The Single Best Exercise

Let’s consider the butterfly. One of the most taxing movements in sports, the butterfly requires greater energy than bicycling at 14 miles per hour, running a 10-minute mile, playing competitive basketball or carrying furniture upstairs. It burns more calories, demands larger doses of oxygen and elicits more fatigue than those other activities, meaning that over time it should increase a swimmer’s endurance and contribute to weight control.

So is the butterfly the best single exercise that there is? Well, no. The butterfly “would probably get my vote for the worst” exercise, said Greg Whyte, a professor of sport and exercise science at Liverpool John Moores University in England and a past Olympian in the modern pentathlon, known for his swimming. The butterfly, he said, is “miserable, isolating, painful.” It requires a coach, a pool and ideally supplemental weight and flexibility training to reduce the high risk of injury.

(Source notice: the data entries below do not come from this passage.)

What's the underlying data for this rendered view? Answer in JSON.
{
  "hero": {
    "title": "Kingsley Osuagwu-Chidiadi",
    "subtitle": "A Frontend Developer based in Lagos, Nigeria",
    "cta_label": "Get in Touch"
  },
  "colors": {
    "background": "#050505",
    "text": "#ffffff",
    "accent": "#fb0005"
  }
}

Ask a dozen physiologists which exercise is best, and you’ll get a dozen wildly divergent replies. “Trying to choose” a single best exercise is “like trying to condense the entire field” of exercise science, said Martin Gibala, the chairman of the department of kinesiology at McMaster University in Hamilton, Ontario.